December 5, 2015 by What Is A Name After All?
Do you remember when you were at school and some kid scribbled your paper to annoy you and then you would scribble his paper as a revenge? Well, the second scribble was always bigger than the first scribble and the third bigger than the second and so on. This is because the act of revenge has to have a greater impact than the act that caused the revenge, otherwise it doesn’t cause the “satisfaction” the revenger is seeking. What would be the point of doing the exact same scribble every time you wanted to repay them for what they did?
My point is, abandoning now the kids’ analogy, violence escalates. People may feel like they’re doing the same thing it was done to them but in reality it gets worse every time.
That’s why it is not possible to fight against terrorism. It is a manifestation of anger and inhumanity therefore war itself is terrorism and making war to fight terrorism is making terrorism to fight terrorism. There is no such thing as fighting for peace. That’s an oxymoron that has no possible realization. Peace is the negation of violence and only peace can bring peace. An act of violence will probably be followed by an act of even more violence. That’s human nature I think, or at least human impulses.
Our response to terrorism is to dehumanize those people, say these people are monsters and all deserve to die. This perspective is easy: we separate ourselves from them and reject that we have something in common. That justifies killing them, because they are not really human, they don’t have lives or feelings.
Although easy, this perspective is wrong. They have motives. These most probably are transcendental and incomprehensible to us but they exist nevertheless. It is easy to dehumanize a anonymous group of faceless people somewhere far away. But maybe this can humanize them a little bit: there are a lot of Western people converting to the their religion and moving to the Islamic State. There was a Portuguese boy whose face came up on all the newspapers. He had a family and a life and maybe I saw him one day on the streets, he lived among us. He’s not a distant or abstract concept anymore. He made himself explode and killed a number of other people.
What takes me hours of sleep is wondering what is going through their minds. For them this is the right thing, how can that be? They are human and therefore they have beliefs. How can this be the right thing? I think the most important thing is to have critical thinking and not be machines. I think the key to solve this problem would be to understand what is going through their minds, and how to solve that anger and violence.
The Western perspective, to eliminate the problem by exterminating them all, is also radical.
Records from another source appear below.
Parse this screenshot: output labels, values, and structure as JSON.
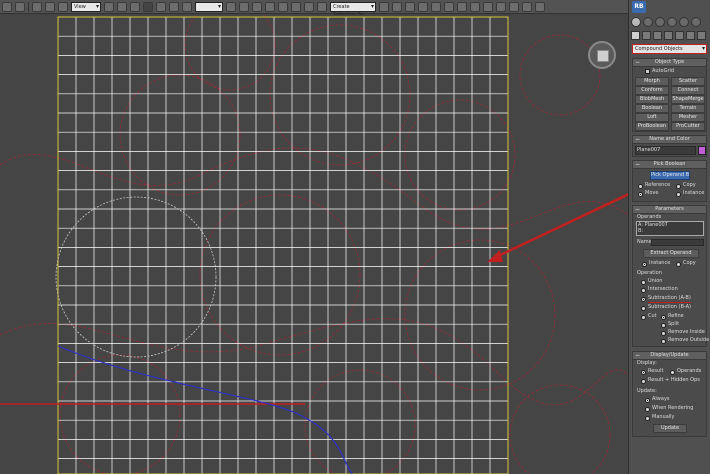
{
  "toolbar": {
    "selection_filter": "View",
    "named_selection": "Create Selection Se",
    "icons": [
      "undo-icon",
      "redo-icon",
      "select-link-icon",
      "unlink-icon",
      "bind-spacewarp-icon",
      "selection-filter-dropdown",
      "select-object-icon",
      "select-by-name-icon",
      "select-region-icon",
      "window-crossing-icon",
      "select-move-icon",
      "select-rotate-icon",
      "select-scale-icon",
      "reference-coord-dropdown",
      "pivot-icon",
      "manipulate-icon",
      "keyboard-shortcut-icon",
      "snaps-toggle-icon",
      "angle-snap-icon",
      "percent-snap-icon",
      "spinner-snap-icon",
      "edit-named-selection-icon",
      "named-selection-dropdown",
      "mirror-icon",
      "align-icon",
      "layer-manager-icon",
      "graphite-ribbon-icon",
      "curve-editor-icon",
      "schematic-view-icon",
      "material-editor-icon",
      "render-setup-icon",
      "rendered-frame-icon",
      "render-icon"
    ]
  },
  "panel": {
    "badge": "RB",
    "category": "Compound Objects",
    "object_type": {
      "title": "Object Type",
      "autogrid": "AutoGrid",
      "buttons": [
        [
          "Morph",
          "Scatter"
        ],
        [
          "Conform",
          "Connect"
        ],
        [
          "BlobMesh",
          "ShapeMerge"
        ],
        [
          "Boolean",
          "Terrain"
        ],
        [
          "Loft",
          "Mesher"
        ],
        [
          "ProBoolean",
          "ProCutter"
        ]
      ]
    },
    "name_color": {
      "title": "Name and Color",
      "name": "Plane007",
      "swatch": "#c25fd6"
    },
    "pick_boolean": {
      "title": "Pick Boolean",
      "pick_button": "Pick Operand B",
      "reference": "Reference",
      "copy": "Copy",
      "move": "Move",
      "instance": "Instance"
    },
    "parameters": {
      "title": "Parameters",
      "operands_label": "Operands",
      "operand_a": "A: Plane007",
      "operand_b": "B:",
      "name_label": "Name:",
      "extract": "Extract Operand",
      "instance": "Instance",
      "copy": "Copy",
      "operation_label": "Operation",
      "ops": [
        "Union",
        "Intersection",
        "Subtraction (A-B)",
        "Subtraction (B-A)"
      ],
      "cut": "Cut",
      "cut_options": [
        "Refine",
        "Split",
        "Remove Inside",
        "Remove Outside"
      ]
    },
    "display_update": {
      "title": "Display/Update",
      "display_label": "Display:",
      "result": "Result",
      "operands": "Operands",
      "result_hidden": "Result + Hidden Ops",
      "update_label": "Update:",
      "always": "Always",
      "when_rendering": "When Rendering",
      "manually": "Manually",
      "update_button": "Update"
    }
  },
  "colors": {
    "grid_line": "#ffffff",
    "mesh_border": "#d8c63a",
    "spline": "#9a2a38",
    "circle": "#c9c9c9",
    "highlight_red": "#c02020",
    "blue_line": "#3030c8",
    "accent_blue": "#3a6bb0"
  }
}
Demonizing them is exactly their attitude towards us, which is that we are monsters, enemies and need to be all eliminated so that the world can be the place they want it to be. Our politics discourse has been manipulating, they justify bombing somewhere far-off under the pretext of keeping the country safe and by not showing the consequences of this.
In what way does attacking them help? They are not afraid to die, they constantly kill themselves for their cause. To attack them only exacerbates the hate they feel towards the Western, and make them more determined. To bomb and kill them is to become the monsters they think we are and to prove them that we need to be exterminated.
You can’t make war on terrorism because war is terror itself.
Peace is the only answer to war. If one has violence, only peace can cool it down. If one has anger and hate, only love can change that. The only way to stop terrorism is to emanate peace, and peace will get there. So many lives have been lost already, on both sides. I think it is time to be the developed countries we say we are and resist our primary urge to revenge. I say it is time to be better humans, and fight fire with water. Only water can put out the fire.